Interwoven in the current exhibit at the Mexican Museum — a three-room collection of “works on paper” by Mexican modernists — is a lesson every San Franciscan should learn.

“Mexico exists here,” said collector Robert McDonald. “It’s a part of American culture.”

The exhibit, titled “Mexico in San Francisco Works on Paper from Diego Rivera to Alejandro Santiago,” features 42 works on paper by Mexican artists who were instrumental in steering a movement that blended politics and beauty — and who spent crucial points of their careers in the United States.

The show runs through Dec. 8.

McDonald said featuring works on paper allows the museum to show a more eclectic sample of work, instead of just 10 large paintings. The works were provided by private collectors from around the Bay Area, including McDonald.

Featuring such important artists is part of an effort to add depth to the museum’s collection, he said. He said the works on paper by masters of the genre, including Leonora Carrington, José Clemente Orozco and Rosa Rolanda, are the kinds of work that give a museum weight.

McDonald’s passion for the artwork was on display as he flitted around the museum, telling stories about individual pieces.

“It’s kind of difficult to know where to start,” he said before walking over to three Diego Rivera lithographs, which Rivera produced while living in New York.

One, titled “Zapata,” depicts an agrarian leader named Emiliano Zapata leading a group of peasants with his blade drawn and a white horse by his side. It is based on a fresco cycle depicting Mexico’s history and painted in the Palace of Cortés, Cuernavaca, Mexico.

“This is probably one of the most famous images by Diego Rivera,” McDonald said.

He pointed to Zapata and the white horse in the painting, standing over a dead soldier. “It’s Zapata leading his white horse to a new world — a new life, a better life,” he said.

“It’s a struggle that’s going on today,” he added, “but done with such poetry.”

Diego Rivera “Zapata” (1932). Photo courtesy of a private collector.

McDonald then glided over to an untitled oil and amate painting by Alejandro Santiago. In it, two horses seem to rear in a frenzy above a couple of misshapen, haunted-looking human figures. The painting hasd undeniable similarities to Pablo Picasso’s “Guernica” — not only in its off-black color scheme, but also in its various shades of distress.

“Whereas Picasso’s painting of ‘Guernica’ was largely symbolic, this is the kind of scene Santiago had to have witnessed,” McDonald said.  

He explained that the painting was a depiction of the 2006 Oaxaca Protests, which resulted in the deaths of at least 17 people. “Alejandro saw the killing and the horses run down the cobbled streets,” he said. “It’s the same struggle you see so often in Mexican art.”

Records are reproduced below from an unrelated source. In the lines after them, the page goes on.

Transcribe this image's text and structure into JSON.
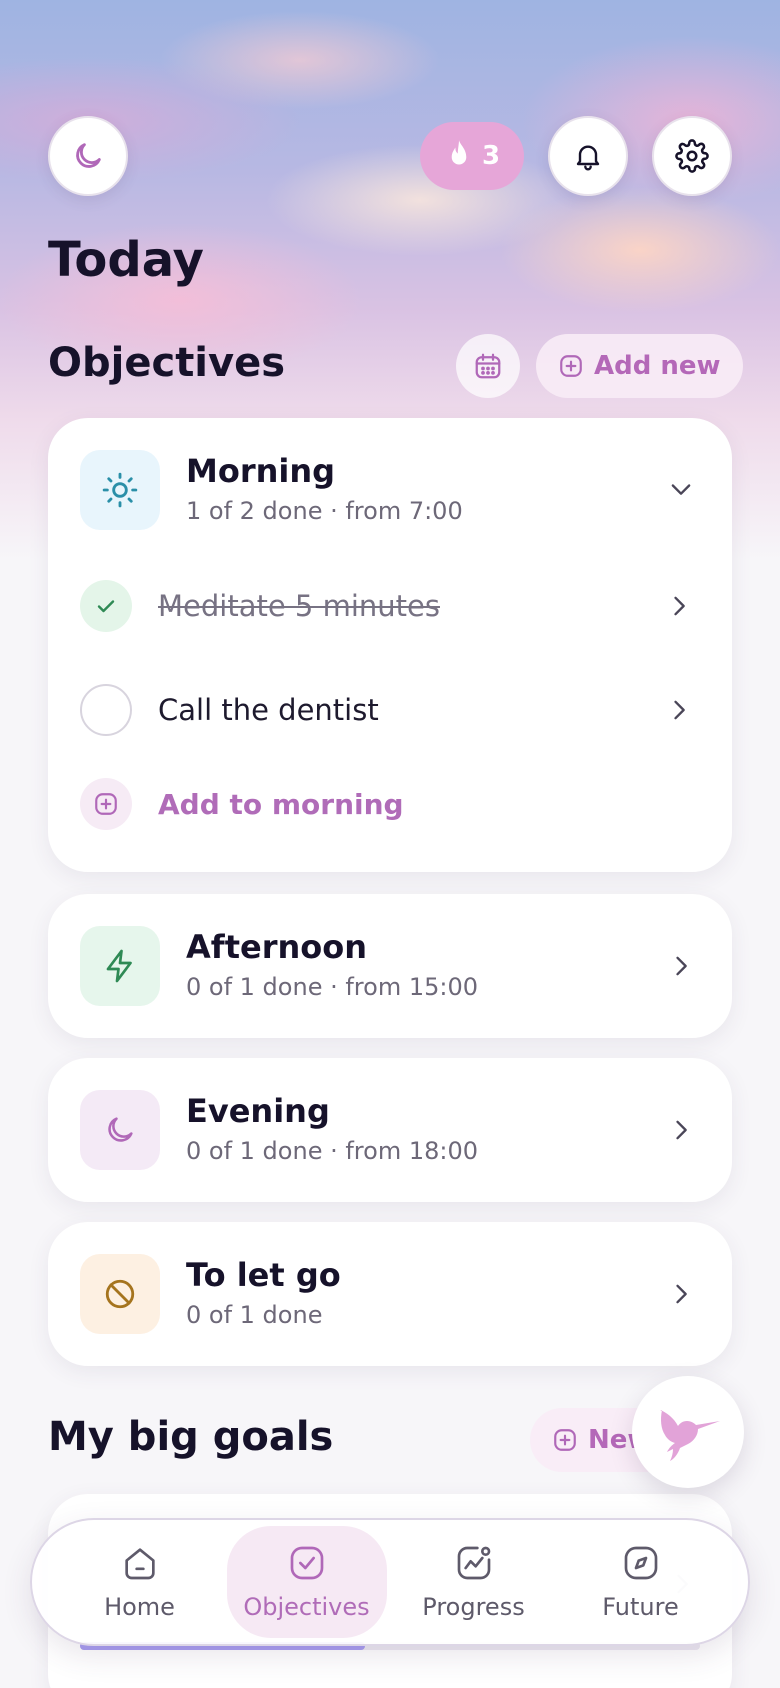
{
  "header": {
    "theme_icon": "moon-icon",
    "streak": {
      "icon": "flame-icon",
      "count": "3"
    },
    "notifications_icon": "bell-icon",
    "settings_icon": "gear-icon"
  },
  "page_title": "Today",
  "objectives": {
    "title": "Objectives",
    "calendar_icon": "calendar-icon",
    "add_label": "Add new",
    "groups": [
      {
        "name": "Morning",
        "meta": "1 of 2 done · from 7:00",
        "icon": "sun-icon",
        "expanded": true,
        "tasks": [
          {
            "label": "Meditate 5 minutes",
            "done": true
          },
          {
            "label": "Call the dentist",
            "done": false
          }
        ],
        "add_label": "Add to morning"
      },
      {
        "name": "Afternoon",
        "meta": "0 of 1 done · from 15:00",
        "icon": "lightning-icon",
        "expanded": false
      },
      {
        "name": "Evening",
        "meta": "0 of 1 done · from 18:00",
        "icon": "moon-icon",
        "expanded": false
      },
      {
        "name": "To let go",
        "meta": "0 of 1 done",
        "icon": "prohibited-icon",
        "expanded": false
      }
    ]
  },
  "big_goals": {
    "title": "My big goals",
    "add_label": "New",
    "peek": {
      "progress": 0.46
    }
  },
  "fab_icon": "hummingbird-icon",
  "nav": {
    "items": [
      {
        "label": "Home",
        "icon": "home-icon",
        "active": false
      },
      {
        "label": "Objectives",
        "icon": "check-square-icon",
        "active": true
      },
      {
        "label": "Progress",
        "icon": "chart-icon",
        "active": false
      },
      {
        "label": "Future",
        "icon": "compass-icon",
        "active": false
      }
    ]
  },
  "colors": {
    "accent": "#b06cb8",
    "streak": "#e6a6d8",
    "morning_icon_bg": "#e8f5fc",
    "afternoon_icon_bg": "#e6f6ec",
    "evening_icon_bg": "#f4eaf6",
    "letgo_icon_bg": "#fdf0e2"
  }
}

Alejandro Santiago “Untitled” (2006). Photo courtesy of the Bond Latin Gallery.

Then McDonald arrived at a series of sketches by Jose Clemente Orozco — who was, along with Rivera and David Alfaro Siqueiros, one of the co-called “Big Three” Mexican muralists.

“You look at so many American artists and it goes back Orozco,” he said, noting that Orozco’s influence on American abstract expressionism could not be overstated.

“People like Jackson Pollock were basically devoted to Orozco,” he said.

He referenced the broad, slashing strokes in an ink sketch titled “Foreshortened Woman,” which depicts a nude female figure lying down with her back to the observer. McDonald said that Orozco produced many nude paintings and sketches of prostitutes, but when he entered the United States  in 1927, customs burned them.

“So there’s a whole body of work by Orozco that was destroyed when he came to the United States,” McDonald said. He said that may or may not have been a consequence of Orozco’s overt left-wing politics.

Artist Rufino Tamayo “Boatman” (1939) Photo courtesy of a private collector.

But, moving over to piece titled “Boatman” by Rufino Tamayo, McDonald said Mexican art doesn’t necessarily have to be political. He said that Tamayo was among the first to lead a breakaway from the politically-charged “struggle-of-man” discourse of the major muralists.

“He could be political, but mostly it was about an aesthetic,” he said.

In fact, McDonald said, Tamayo emigrated to New York City in 1929 because he was effectively “pushed out” of Mexico by the Big Three.

“He couldn’t get teaching positions, he couldn’t get commissions, because he didn’t [conform] to what their idea of art was,” he said.

McDonald dove into the complexities of most of the works in the museum, but he said wanted people “get off their cellphones,” see the exhibit for themselves — and realize the “complexity of their environment” here in San Francisco. 

“It’s important to politically and culturally — and I’m stressing politically right now — understand that San Francisco was not made by Europeans,” he said. “It was a complex coming together of cultures.”